> What you will do: Output every record again so that it matches the original word for word.
[[ Data records, beginning ]]
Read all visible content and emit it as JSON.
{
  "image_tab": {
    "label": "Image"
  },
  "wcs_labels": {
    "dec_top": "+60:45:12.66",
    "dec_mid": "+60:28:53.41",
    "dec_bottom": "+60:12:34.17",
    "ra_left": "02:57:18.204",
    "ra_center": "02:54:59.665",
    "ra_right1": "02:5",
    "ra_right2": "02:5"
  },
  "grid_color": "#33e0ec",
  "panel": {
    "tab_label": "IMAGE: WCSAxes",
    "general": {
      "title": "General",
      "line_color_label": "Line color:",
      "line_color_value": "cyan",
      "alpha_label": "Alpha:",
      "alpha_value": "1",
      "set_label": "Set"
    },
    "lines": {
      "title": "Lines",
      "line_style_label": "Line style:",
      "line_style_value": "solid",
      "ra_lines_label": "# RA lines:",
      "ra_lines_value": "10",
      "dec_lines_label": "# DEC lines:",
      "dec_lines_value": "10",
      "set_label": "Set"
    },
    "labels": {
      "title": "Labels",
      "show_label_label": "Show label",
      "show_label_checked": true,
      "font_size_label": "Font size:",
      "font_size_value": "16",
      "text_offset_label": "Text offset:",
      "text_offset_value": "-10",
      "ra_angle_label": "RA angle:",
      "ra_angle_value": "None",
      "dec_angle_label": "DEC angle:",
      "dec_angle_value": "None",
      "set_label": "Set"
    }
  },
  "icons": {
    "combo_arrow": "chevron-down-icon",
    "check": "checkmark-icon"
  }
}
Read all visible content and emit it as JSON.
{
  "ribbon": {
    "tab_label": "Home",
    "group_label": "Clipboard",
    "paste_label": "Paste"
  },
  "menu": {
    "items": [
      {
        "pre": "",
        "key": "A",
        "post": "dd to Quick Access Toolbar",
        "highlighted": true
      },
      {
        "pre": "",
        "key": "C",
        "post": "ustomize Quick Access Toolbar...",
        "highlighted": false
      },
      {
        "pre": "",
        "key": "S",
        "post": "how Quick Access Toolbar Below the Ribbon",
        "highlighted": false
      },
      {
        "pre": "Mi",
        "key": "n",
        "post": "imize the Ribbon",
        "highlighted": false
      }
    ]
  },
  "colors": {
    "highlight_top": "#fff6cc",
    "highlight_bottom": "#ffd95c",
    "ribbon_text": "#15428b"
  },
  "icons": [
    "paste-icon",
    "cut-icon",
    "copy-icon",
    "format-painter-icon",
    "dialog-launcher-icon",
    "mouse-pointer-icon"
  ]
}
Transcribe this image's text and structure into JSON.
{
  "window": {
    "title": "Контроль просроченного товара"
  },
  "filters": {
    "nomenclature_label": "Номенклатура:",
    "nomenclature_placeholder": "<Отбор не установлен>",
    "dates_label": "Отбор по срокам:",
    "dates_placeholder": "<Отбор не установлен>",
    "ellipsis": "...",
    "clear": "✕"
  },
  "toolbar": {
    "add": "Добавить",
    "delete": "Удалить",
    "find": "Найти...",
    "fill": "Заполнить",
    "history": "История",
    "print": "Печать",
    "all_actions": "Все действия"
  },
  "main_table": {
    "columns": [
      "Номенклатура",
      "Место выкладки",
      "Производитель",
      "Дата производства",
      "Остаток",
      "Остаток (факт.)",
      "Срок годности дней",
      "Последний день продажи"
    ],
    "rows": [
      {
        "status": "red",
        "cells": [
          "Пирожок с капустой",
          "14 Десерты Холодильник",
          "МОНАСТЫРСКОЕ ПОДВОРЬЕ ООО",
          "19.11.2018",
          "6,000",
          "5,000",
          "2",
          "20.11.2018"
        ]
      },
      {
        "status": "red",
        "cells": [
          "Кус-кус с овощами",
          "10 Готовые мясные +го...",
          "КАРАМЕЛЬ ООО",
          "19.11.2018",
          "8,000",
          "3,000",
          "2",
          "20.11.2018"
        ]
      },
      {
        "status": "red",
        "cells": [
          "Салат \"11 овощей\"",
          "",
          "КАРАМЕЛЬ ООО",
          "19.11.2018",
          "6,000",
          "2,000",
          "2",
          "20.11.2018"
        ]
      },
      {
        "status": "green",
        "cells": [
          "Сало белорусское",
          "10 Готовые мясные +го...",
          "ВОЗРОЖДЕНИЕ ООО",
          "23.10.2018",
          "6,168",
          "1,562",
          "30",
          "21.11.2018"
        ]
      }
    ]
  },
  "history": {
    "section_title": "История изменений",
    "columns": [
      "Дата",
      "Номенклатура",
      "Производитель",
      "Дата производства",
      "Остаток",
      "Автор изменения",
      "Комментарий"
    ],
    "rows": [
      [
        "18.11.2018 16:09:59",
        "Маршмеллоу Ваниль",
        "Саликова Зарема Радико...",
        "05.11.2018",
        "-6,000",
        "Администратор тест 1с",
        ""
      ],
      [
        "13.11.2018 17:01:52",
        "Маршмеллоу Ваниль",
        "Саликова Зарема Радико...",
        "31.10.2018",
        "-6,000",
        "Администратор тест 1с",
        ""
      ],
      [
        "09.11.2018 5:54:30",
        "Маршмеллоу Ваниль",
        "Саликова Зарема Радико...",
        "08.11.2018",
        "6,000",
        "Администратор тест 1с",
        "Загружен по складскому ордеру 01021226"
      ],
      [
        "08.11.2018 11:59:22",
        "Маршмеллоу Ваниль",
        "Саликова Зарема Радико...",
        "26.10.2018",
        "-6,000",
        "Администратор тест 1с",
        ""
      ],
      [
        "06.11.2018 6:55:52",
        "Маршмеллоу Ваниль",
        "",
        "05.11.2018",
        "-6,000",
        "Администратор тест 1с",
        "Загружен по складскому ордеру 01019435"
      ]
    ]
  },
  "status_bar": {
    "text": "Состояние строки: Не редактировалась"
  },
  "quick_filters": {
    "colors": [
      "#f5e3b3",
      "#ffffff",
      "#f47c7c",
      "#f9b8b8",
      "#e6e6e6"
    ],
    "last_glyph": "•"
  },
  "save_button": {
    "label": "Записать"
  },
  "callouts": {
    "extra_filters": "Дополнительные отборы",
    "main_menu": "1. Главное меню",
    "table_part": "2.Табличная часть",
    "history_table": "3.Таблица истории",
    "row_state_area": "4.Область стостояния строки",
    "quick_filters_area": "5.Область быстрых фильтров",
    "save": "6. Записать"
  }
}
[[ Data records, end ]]
> Reply:
Read all visible content and emit it as JSON.
{
  "image_tab": {
    "label": "Image"
  },
  "wcs_labels": {
    "dec_top": "+60:45:12.66",
    "dec_mid": "+60:28:53.41",
    "dec_bottom": "+60:12:34.17",
    "ra_left": "02:57:18.204",
    "ra_center": "02:54:59.665",
    "ra_right1": "02:5",
    "ra_right2": "02:5"
  },
  "grid_color": "#33e0ec",
  "panel": {
    "tab_label": "IMAGE: WCSAxes",
    "general": {
      "title": "General",
      "line_color_label": "Line color:",
      "line_color_value": "cyan",
      "alpha_label": "Alpha:",
      "alpha_value": "1",
      "set_label": "Set"
    },
    "lines": {
      "title": "Lines",
      "line_style_label": "Line style:",
      "line_style_value": "solid",
      "ra_lines_label": "# RA lines:",
      "ra_lines_value": "10",
      "dec_lines_label": "# DEC lines:",
      "dec_lines_value": "10",
      "set_label": "Set"
    },
    "labels": {
      "title": "Labels",
      "show_label_label": "Show label",
      "show_label_checked": true,
      "font_size_label": "Font size:",
      "font_size_value": "16",
      "text_offset_label": "Text offset:",
      "text_offset_value": "-10",
      "ra_angle_label": "RA angle:",
      "ra_angle_value": "None",
      "dec_angle_label": "DEC angle:",
      "dec_angle_value": "None",
      "set_label": "Set"
    }
  },
  "icons": {
    "combo_arrow": "chevron-down-icon",
    "check": "checkmark-icon"
  }
}
Read all visible content and emit it as JSON.
{
  "ribbon": {
    "tab_label": "Home",
    "group_label": "Clipboard",
    "paste_label": "Paste"
  },
  "menu": {
    "items": [
      {
        "pre": "",
        "key": "A",
        "post": "dd to Quick Access Toolbar",
        "highlighted": true
      },
      {
        "pre": "",
        "key": "C",
        "post": "ustomize Quick Access Toolbar...",
        "highlighted": false
      },
      {
        "pre": "",
        "key": "S",
        "post": "how Quick Access Toolbar Below the Ribbon",
        "highlighted": false
      },
      {
        "pre": "Mi",
        "key": "n",
        "post": "imize the Ribbon",
        "highlighted": false
      }
    ]
  },
  "colors": {
    "highlight_top": "#fff6cc",
    "highlight_bottom": "#ffd95c",
    "ribbon_text": "#15428b"
  },
  "icons": [
    "paste-icon",
    "cut-icon",
    "copy-icon",
    "format-painter-icon",
    "dialog-launcher-icon",
    "mouse-pointer-icon"
  ]
}
Transcribe this image's text and structure into JSON.
{
  "window": {
    "title": "Контроль просроченного товара"
  },
  "filters": {
    "nomenclature_label": "Номенклатура:",
    "nomenclature_placeholder": "<Отбор не установлен>",
    "dates_label": "Отбор по срокам:",
    "dates_placeholder": "<Отбор не установлен>",
    "ellipsis": "...",
    "clear": "✕"
  },
  "toolbar": {
    "add": "Добавить",
    "delete": "Удалить",
    "find": "Найти...",
    "fill": "Заполнить",
    "history": "История",
    "print": "Печать",
    "all_actions": "Все действия"
  },
  "main_table": {
    "columns": [
      "Номенклатура",
      "Место выкладки",
      "Производитель",
      "Дата производства",
      "Остаток",
      "Остаток (факт.)",
      "Срок годности дней",
      "Последний день продажи"
    ],
    "rows": [
      {
        "status": "red",
        "cells": [
          "Пирожок с капустой",
          "14 Десерты Холодильник",
          "МОНАСТЫРСКОЕ ПОДВОРЬЕ ООО",
          "19.11.2018",
          "6,000",
          "5,000",
          "2",
          "20.11.2018"
        ]
      },
      {
        "status": "red",
        "cells": [
          "Кус-кус с овощами",
          "10 Готовые мясные +го...",
          "КАРАМЕЛЬ ООО",
          "19.11.2018",
          "8,000",
          "3,000",
          "2",
          "20.11.2018"
        ]
      },
      {
        "status": "red",
        "cells": [
          "Салат \"11 овощей\"",
          "",
          "КАРАМЕЛЬ ООО",
          "19.11.2018",
          "6,000",
          "2,000",
          "2",
          "20.11.2018"
        ]
      },
      {
        "status": "green",
        "cells": [
          "Сало белорусское",
          "10 Готовые мясные +го...",
          "ВОЗРОЖДЕНИЕ ООО",
          "23.10.2018",
          "6,168",
          "1,562",
          "30",
          "21.11.2018"
        ]
      }
    ]
  },
  "history": {
    "section_title": "История изменений",
    "columns": [
      "Дата",
      "Номенклатура",
      "Производитель",
      "Дата производства",
      "Остаток",
      "Автор изменения",
      "Комментарий"
    ],
    "rows": [
      [
        "18.11.2018 16:09:59",
        "Маршмеллоу Ваниль",
        "Саликова Зарема Радико...",
        "05.11.2018",
        "-6,000",
        "Администратор тест 1с",
        ""
      ],
      [
        "13.11.2018 17:01:52",
        "Маршмеллоу Ваниль",
        "Саликова Зарема Радико...",
        "31.10.2018",
        "-6,000",
        "Администратор тест 1с",
        ""
      ],
      [
        "09.11.2018 5:54:30",
        "Маршмеллоу Ваниль",
        "Саликова Зарема Радико...",
        "08.11.2018",
        "6,000",
        "Администратор тест 1с",
        "Загружен по складскому ордеру 01021226"
      ],
      [
        "08.11.2018 11:59:22",
        "Маршмеллоу Ваниль",
        "Саликова Зарема Радико...",
        "26.10.2018",
        "-6,000",
        "Администратор тест 1с",
        ""
      ],
      [
        "06.11.2018 6:55:52",
        "Маршмеллоу Ваниль",
        "",
        "05.11.2018",
        "-6,000",
        "Администратор тест 1с",
        "Загружен по складскому ордеру 01019435"
      ]
    ]
  },
  "status_bar": {
    "text": "Состояние строки: Не редактировалась"
  },
  "quick_filters": {
    "colors": [
      "#f5e3b3",
      "#ffffff",
      "#f47c7c",
      "#f9b8b8",
      "#e6e6e6"
    ],
    "last_glyph": "•"
  },
  "save_button": {
    "label": "Записать"
  },
  "callouts": {
    "extra_filters": "Дополнительные отборы",
    "main_menu": "1. Главное меню",
    "table_part": "2.Табличная часть",
    "history_table": "3.Таблица истории",
    "row_state_area": "4.Область стостояния строки",
    "quick_filters_area": "5.Область быстрых фильтров",
    "save": "6. Записать"
  }
}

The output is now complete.